● DIRECTIONS FOR THIS TASK
Without the pictures, reproduce the entries below exactly.

Dataset rows describing interfaces:
------------

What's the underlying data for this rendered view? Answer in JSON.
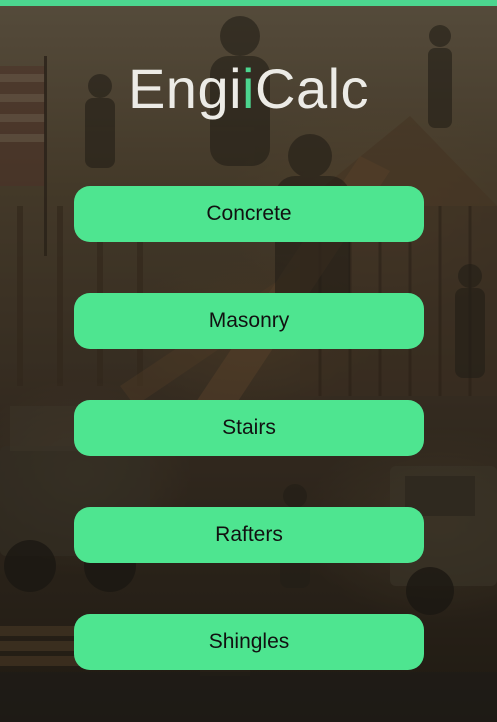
{
  "app": {
    "title_part1": "Engi",
    "title_accent": "i",
    "title_part2": "Calc",
    "accent_color": "#4cd68f",
    "button_color": "#4ee590"
  },
  "menu": {
    "items": [
      {
        "label": "Concrete"
      },
      {
        "label": "Masonry"
      },
      {
        "label": "Stairs"
      },
      {
        "label": "Rafters"
      },
      {
        "label": "Shingles"
      }
    ]
  }
}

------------

● ANSWER SECTION
What's the underlying data for this rendered view? Answer in JSON.
{
  "app": {
    "title_part1": "Engi",
    "title_accent": "i",
    "title_part2": "Calc",
    "accent_color": "#4cd68f",
    "button_color": "#4ee590"
  },
  "menu": {
    "items": [
      {
        "label": "Concrete"
      },
      {
        "label": "Masonry"
      },
      {
        "label": "Stairs"
      },
      {
        "label": "Rafters"
      },
      {
        "label": "Shingles"
      }
    ]
  }
}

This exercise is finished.